"I always dreamt of participating in a tournament and of bringing home a cup to my community," said Hussein Abdulai, the assistant coach who fled Somalia for Dadaab in 1991 and works as a primary school teacher in Ifo Camp.
'I remember the first ball we played with was made out of plastic bags and scrap paper. We started training every day and sometimes even joined the tournaments of 'hearing teams.'
"Years later we heard about the national tournament for the deaf and we immediately thought that this is our chance," he said. "We contacted Handicap International and asked for support. This is how it all started."
There are more than 12,000 people living with disabilities across the Dadaab refugee camps, which host a population of more than 470,000. Most suffer more than the average refugee and face challenges to access services because of discrimination or practical obstacles related to their disabilities.
"Very few agency staff and police officers know sign language, which can easily lead to confusion and miscommunication," said the first coach, also called Hussein Abdulai but from Hagadera camp. "One major concern is the insecurity in the camps with regular shootings and explosions of Improvised Explosive Devices.
"If there is a bomb exploding or if someone approaches me from behind how shall I know? I sometimes cannot fall asleep because I am afraid that something will happen during the night and I will simply not hear it."
It is therefore even more impressive when a team such as EL- MAN DEAF FC emerges, mobilizing supporters from all the camps.
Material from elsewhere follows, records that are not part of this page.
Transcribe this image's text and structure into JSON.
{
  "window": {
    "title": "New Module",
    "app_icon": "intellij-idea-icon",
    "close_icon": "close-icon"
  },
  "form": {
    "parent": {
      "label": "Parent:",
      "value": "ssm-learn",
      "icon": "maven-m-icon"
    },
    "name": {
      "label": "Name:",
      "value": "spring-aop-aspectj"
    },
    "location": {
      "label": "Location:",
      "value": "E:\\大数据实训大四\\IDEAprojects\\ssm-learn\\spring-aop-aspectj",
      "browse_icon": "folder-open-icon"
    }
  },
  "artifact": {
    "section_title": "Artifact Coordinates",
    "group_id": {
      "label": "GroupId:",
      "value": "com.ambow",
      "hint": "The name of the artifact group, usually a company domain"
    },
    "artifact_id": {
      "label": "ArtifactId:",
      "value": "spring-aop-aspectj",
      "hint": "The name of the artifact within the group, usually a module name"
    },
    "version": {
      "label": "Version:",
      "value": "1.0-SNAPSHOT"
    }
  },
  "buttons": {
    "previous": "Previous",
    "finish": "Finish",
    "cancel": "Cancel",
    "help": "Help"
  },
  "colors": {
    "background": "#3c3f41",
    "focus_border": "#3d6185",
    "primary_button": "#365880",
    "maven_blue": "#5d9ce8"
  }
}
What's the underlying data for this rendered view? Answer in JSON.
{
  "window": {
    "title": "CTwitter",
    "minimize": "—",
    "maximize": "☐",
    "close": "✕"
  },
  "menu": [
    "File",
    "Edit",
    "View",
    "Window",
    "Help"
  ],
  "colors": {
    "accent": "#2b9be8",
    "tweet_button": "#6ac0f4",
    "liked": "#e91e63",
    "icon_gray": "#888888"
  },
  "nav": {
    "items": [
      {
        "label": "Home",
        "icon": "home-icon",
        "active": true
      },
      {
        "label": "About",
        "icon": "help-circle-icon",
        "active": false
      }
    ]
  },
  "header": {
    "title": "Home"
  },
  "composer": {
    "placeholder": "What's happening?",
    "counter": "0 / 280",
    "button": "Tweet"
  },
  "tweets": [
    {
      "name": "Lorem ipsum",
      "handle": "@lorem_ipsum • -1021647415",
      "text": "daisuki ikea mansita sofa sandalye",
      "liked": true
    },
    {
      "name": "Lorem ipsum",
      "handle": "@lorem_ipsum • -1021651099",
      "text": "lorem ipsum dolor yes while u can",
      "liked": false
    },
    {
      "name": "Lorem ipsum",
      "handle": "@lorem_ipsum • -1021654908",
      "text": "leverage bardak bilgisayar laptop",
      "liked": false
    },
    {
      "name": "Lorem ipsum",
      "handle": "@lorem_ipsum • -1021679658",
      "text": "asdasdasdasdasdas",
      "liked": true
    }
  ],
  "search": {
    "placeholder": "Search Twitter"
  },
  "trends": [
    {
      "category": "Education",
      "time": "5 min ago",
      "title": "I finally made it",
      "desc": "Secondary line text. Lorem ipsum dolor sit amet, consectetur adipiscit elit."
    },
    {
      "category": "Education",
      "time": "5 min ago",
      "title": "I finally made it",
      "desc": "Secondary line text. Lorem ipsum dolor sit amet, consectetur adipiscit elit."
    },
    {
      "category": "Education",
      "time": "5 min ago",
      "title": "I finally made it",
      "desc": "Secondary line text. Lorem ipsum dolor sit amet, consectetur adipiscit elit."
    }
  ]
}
"The players train once or twice per week in Ifo, Dagahaley and Hagadera camps and on the weekends, they all get together from the respective camps and have inter-camp tournaments, often also against "hearing" teams – and they still win," said Natha Yare Bashir, the team manager.
Many organisations and private donors have helped refugees to develop their skills in sports, including Nike, Right to Play, Handicap International, CARE, Alive&Kicking and UNHCR.
UNHCR and its partners launched the Dadaab Sport Initiative 2012, which reached out to more than 10,000 youths who were out of school to provide training, workshops, and equipment. Across the camps women, girls, men and boys play volleyball, football and other sports
Sport is important, not just for physical fitness but for strengthening the bonds between people. In the refugee camps and surrounding areas sport has become an important way to build peace and give people confidence in their skills and worth as human beings.
"We will give our utmost to succeed in the tournament," said a smiling Hussein Abdulai. "But even if we lose, we will still make Dadaab proud."
Bettina Schulte, Andreas Kiaby and Tomoya Soejima in Dadaab